William Dix’s father was a surgeon in Bristol, England. He wrote a biography of English poet Thomas Chatterton (also from Bristol). And so impressed was he with this eighteenth century author that he gave his son “Chatterton” as a middle name! William Chatterton Dix attended Bristol Grammar School in England, and later became the manager of a marine insurance company in Glasgow. An ardent Christian, he wrote several volumes of poetry and more than 40 hymns.
Mr. Dix has given us two fine Christmas carols: What Child Is This? and As with Gladness Men of Old. Lesser known, but of equal worth, is the hymn Alleluia, Sing to Jesus.
It has been claimed that What Child Is This? was taken from a longer poem called The Manger Throne, but that does not seem to be the case. Rather, it was written as an independent carol. It makes use of the old tune Greensleeves (a melody over 400 years old, that is mentioned several times in Shakespeare’s plays). For some reason recent editors have turned the last half of the first stanza into a repeated refrain for this hymn. But this misses the meaningful words of the second stanza. See if you can find a version that includes the whole song.
What Child is this who, laid to rest
On Mary’s lap is sleeping?
Whom angels greet with anthems sweet,
While shepherds watch are keeping?
This, this is Christ the King,
Whom shepherds guard and angels sing;
Haste, haste, to bring Him laud,
The Babe, the Son of Mary.
Why lies He in such mean estate,
Where ox and ass are feeding?
Good Christians, fear, for sinners here
The silent Word is pleading.
Nails, spear shall pierce Him through,
The cross be borne for me, for you.
Hail, hail the Word made flesh,
The Babe, the Son of Mary.
Mr. Dix wrote As with Gladness Men of Old on a Sunday when he was sick in bed and unable to attend church–it was a rarity for him to miss. He thought of the visit of the wise men, and of our need to offer our own gifts and worship to the Lord.
As with gladness, men of old
Did the guiding star behold,
As with joy they hailed its light
Leading onward, beaming bright,
So, most glorious Lord, may we
Evermore be led to Thee.
As they offered gifts most rare
At that manger rude and bare;
So may we with holy joy,
Pure and free from sin’s alloy,
All our costliest treasures bring,
Christ, to Thee, our heavenly King.
There is a lovely last stanza to the hymn that is not included in most hymnals. It brings the story of the incarnation to a fitting conclusion.
In the heavenly country bright,
Need they no created light;
Thou its Light, its Joy, its Crown,
Thou its Sun which goes not down;

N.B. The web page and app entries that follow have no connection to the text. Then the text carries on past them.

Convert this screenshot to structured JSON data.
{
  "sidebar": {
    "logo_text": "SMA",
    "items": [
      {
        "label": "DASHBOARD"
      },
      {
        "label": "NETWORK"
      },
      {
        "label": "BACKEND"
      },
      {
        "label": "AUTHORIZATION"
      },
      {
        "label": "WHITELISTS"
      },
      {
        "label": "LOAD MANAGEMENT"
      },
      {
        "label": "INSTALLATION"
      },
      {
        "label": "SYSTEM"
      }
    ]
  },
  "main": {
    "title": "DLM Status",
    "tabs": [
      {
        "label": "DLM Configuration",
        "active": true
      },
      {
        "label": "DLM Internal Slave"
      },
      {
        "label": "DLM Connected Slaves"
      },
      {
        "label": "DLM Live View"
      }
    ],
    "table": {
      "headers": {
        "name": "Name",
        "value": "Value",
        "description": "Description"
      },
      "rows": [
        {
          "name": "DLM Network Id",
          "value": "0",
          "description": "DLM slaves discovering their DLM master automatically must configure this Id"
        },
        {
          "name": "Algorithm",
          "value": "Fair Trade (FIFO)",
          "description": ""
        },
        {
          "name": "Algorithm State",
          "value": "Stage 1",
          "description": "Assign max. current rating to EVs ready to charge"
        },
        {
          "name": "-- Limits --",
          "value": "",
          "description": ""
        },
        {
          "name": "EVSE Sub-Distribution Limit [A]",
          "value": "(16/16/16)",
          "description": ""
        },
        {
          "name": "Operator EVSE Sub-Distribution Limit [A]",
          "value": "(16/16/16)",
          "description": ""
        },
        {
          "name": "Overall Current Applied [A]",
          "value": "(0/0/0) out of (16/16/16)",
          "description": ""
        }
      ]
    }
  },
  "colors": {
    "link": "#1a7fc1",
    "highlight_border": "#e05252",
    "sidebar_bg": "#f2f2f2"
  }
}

There forever may we sing
Alleluias to our King!
(2) There Are Angels Hovering Round (Data Missing)
This is another of those songs whose origins are lost in obscurity. The earliest publication I’ve seen is in a book called The Millennial Harp, published in 1843. I recall my father tell of hearing Dr. William Ward Ayre and his wife singing it as a soul-stirring duet, one hot summer night. (This would be at the Philpott Tabernacle, in Hamilton, Ontario, likely in the 1930’s.)
There are many, many stanzas of this simple song. Here is the version I’m most familiar with.